__Exercise objective__
Which lines in the records below include the word "JSON"? Report each of them in full.

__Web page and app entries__

__________

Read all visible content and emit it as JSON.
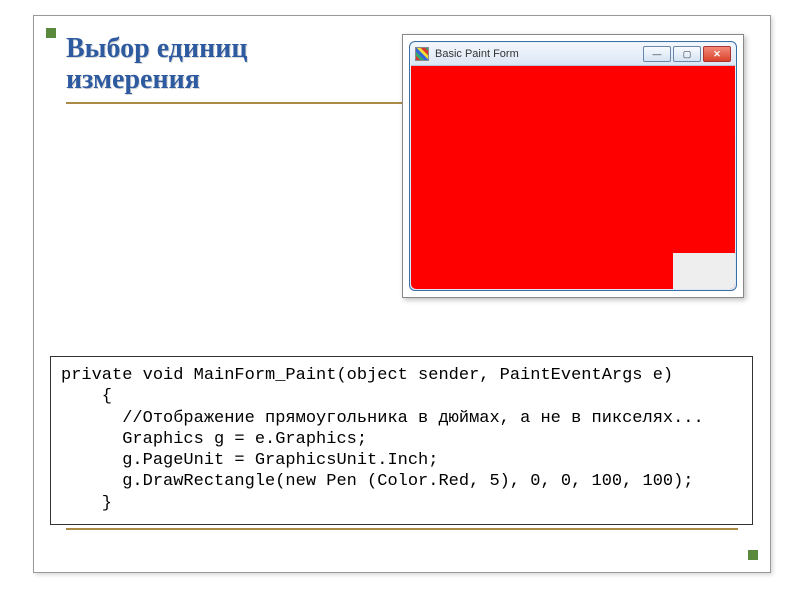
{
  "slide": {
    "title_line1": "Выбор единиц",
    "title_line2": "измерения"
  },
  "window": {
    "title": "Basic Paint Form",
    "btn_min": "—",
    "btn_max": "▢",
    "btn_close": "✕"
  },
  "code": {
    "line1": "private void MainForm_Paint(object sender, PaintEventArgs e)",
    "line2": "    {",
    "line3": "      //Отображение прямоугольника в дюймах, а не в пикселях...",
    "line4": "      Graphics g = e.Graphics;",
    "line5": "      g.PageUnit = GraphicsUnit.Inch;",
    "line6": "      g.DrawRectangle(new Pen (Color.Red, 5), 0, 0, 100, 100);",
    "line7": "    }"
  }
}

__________

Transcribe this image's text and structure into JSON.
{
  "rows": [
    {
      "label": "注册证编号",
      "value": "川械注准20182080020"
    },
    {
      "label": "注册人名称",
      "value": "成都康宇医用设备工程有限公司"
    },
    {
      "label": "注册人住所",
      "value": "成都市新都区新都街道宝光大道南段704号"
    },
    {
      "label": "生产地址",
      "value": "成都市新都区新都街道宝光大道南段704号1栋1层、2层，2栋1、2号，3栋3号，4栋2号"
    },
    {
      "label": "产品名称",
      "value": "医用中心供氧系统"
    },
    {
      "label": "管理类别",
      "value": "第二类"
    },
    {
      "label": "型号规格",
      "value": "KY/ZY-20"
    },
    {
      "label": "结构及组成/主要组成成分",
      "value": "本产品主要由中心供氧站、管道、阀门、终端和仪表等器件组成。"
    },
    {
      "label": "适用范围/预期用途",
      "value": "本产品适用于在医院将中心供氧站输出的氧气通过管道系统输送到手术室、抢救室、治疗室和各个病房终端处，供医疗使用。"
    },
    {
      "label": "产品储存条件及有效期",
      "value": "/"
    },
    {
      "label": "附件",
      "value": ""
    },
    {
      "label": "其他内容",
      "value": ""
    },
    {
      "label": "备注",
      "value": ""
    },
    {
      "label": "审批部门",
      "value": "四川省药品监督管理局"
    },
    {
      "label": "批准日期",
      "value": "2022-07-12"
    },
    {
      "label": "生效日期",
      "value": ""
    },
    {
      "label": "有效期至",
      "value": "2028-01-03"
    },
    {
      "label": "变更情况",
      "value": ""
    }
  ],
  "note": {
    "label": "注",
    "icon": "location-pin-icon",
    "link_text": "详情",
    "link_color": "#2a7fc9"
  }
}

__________

__Solution__
Read all visible content and emit it as JSON.
Transcribe this image's text and structure into JSON.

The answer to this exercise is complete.